  • Put dots of paint to create a "constellation" of the design.
  • Start filling in the details of the design.
  • Use the base color to go back and "erase" overpainting parts or even to create the design itself.
  • This process definitely helped me a lot here.

    Oh yeah, and then there were Stormpods as well. These were quick. I painted simple numbering insignias on them. Nothing particularly fancy. I do however like that I can leave these parked on the Stormwall's base when awaiting launching. With these I had to trim off all of the "broken ground" that is sculpted around their points. They do look a little odd on these bases, but I'm not going to sweat the small stuff here.

    So what could have been better? Well, lots of stuff. Gap filling, better deep shading, more and better insignias, and lots of little blending smoothings. But this was a tabletop quality project. And honestly, i think I cranked this whole thing out in probably a week and a half of evenings, so I'm pretty proud. I would totally consider doing a second one of these, and that's really saying something.

    Aaaannnd... More pictures!

    Wednesday, July 16, 2014

    Battle Report: Nemo1 vs Syntherion

    This is not so much a battle report as just a quick picture to show I played yesterday. Sorry for the false advertising.

    Last night at my LGS, I rolled out my new Cygnar stuff, with a bunch of mercs in tow. I played against my good buddy Lance and his Syntherion army and we had a blast. I have to say that Nemo1's feat is pretty crushing against Convergence. Rather than a battle report, I'm just going to share my first impressions and excitements of playing Cygnar:
  • The Stormwall is awesome, and especially so when loaded with 5 focus.
  • Nemo1 has severe "old man" stats, but he's still a blast to play.
  • Stormsmiths are super fun. Especially with Stormpods out there. And especially when I pull off all 3 types of Storm Calls in a single game.
  • There are a LOT of mercs that work for Cygnar. I had no problem filling out a 50pt list with my existing merc collection.
  • Finn is unfortunately not super effective, but it was a blast to run him right up the field with impunity.

  • One of the best things about painting for me is getting to play the stuff that I've recently finished painting.
    And one of the best things about playing is that I get more motivation to paint.

    Tuesday, July 15, 2014

    Squire

    My Cygnar Dragon Horde has finally started rolling off the assembly line, and I'm going be rolling out pictures of completed stuff during the next several days. I'm starting with this humble beginning: the Squire. This was sort of a test model to make sure my color scheme for Cygnar would translate well to jacks. It was also a good exercise in how quickly I could crank something out to what I consider tabletop quality.
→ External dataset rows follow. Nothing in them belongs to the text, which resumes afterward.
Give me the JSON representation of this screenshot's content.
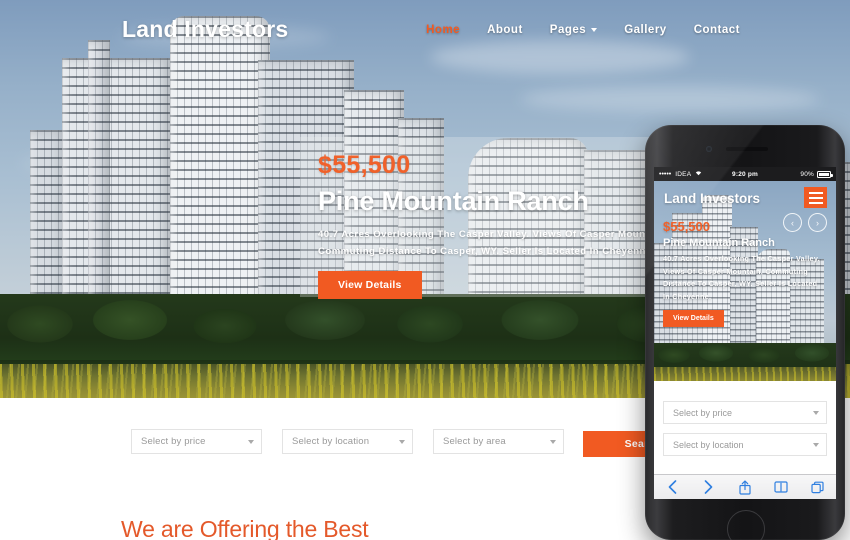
{
  "site": {
    "brand": "Land Investors"
  },
  "nav": {
    "items": [
      {
        "label": "Home",
        "active": true
      },
      {
        "label": "About",
        "active": false
      },
      {
        "label": "Pages",
        "active": false,
        "has_dropdown": true
      },
      {
        "label": "Gallery",
        "active": false
      },
      {
        "label": "Contact",
        "active": false
      }
    ]
  },
  "hero": {
    "price": "$55,500",
    "title": "Pine Mountain Ranch",
    "description": "40.7 Acres Overlooking The Casper Valley. Views Of Casper Mountain, Commuting Distance To Casper, WY. Seller Is Located In Cheyenne.",
    "button_label": "View Details"
  },
  "search": {
    "price_placeholder": "Select by price",
    "location_placeholder": "Select by location",
    "area_placeholder": "Select by area",
    "button_label": "Search"
  },
  "offering": {
    "heading": "We are Offering the Best"
  },
  "phone": {
    "status": {
      "signal": "•••••",
      "carrier": "IDEA",
      "wifi": "▾",
      "time": "9:20 pm",
      "battery_pct": "90%"
    },
    "brand": "Land Investors",
    "menu_icon": "hamburger-icon",
    "hero": {
      "price": "$55,500",
      "title": "Pine Mountain Ranch",
      "description": "40.7 Acres Overlooking The Casper Valley. Views Of Casper Mountain, Commuting Distance To Casper, WY. Seller Is Located In Cheyenne.",
      "button_label": "View Details",
      "prev_label": "‹",
      "next_label": "›"
    },
    "filters": {
      "price_placeholder": "Select by price",
      "location_placeholder": "Select by location"
    },
    "toolbar": {
      "back": "back-icon",
      "forward": "forward-icon",
      "share": "share-icon",
      "bookmarks": "bookmarks-icon",
      "tabs": "tabs-icon"
    }
  },
  "colors": {
    "accent": "#f15a22",
    "accent_price": "#f0612a",
    "heading": "#e4592a",
    "nav_text": "#ffffff",
    "select_text": "#9a9a9a"
  }
}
I think this guy took me about 3 hours or less of painting time. It's a pretty simple model but with a lot of metal details. I didn't try to go through and highlight all the metal individually, but rather used simple drybrushing techniques to get it done fast. I find that using "directional drybrushing" does a good job of creating a highlighted brushed metal look with minimal effort.

    Now that my first 15 points of Cygnar is done (with a little extra to spare), I'm going to take it to my LGS for a test drive tonight. More to come!